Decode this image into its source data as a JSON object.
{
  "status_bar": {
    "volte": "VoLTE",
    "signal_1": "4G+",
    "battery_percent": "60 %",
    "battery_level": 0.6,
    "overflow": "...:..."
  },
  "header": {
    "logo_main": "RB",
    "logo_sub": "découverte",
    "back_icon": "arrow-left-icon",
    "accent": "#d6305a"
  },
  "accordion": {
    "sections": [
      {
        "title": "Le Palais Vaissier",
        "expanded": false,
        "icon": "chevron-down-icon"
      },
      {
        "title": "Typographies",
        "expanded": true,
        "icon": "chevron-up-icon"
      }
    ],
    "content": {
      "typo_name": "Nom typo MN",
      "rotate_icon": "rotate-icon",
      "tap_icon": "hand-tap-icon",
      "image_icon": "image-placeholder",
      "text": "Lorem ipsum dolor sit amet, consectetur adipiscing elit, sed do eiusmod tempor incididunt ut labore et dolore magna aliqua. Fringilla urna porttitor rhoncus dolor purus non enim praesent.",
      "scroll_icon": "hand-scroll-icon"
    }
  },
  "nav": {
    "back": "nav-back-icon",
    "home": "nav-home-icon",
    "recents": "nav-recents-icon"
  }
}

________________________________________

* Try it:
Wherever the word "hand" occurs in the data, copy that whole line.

* Task response:
      "tap_icon": "hand-tap-icon",
      "scroll_icon": "hand-scroll-icon"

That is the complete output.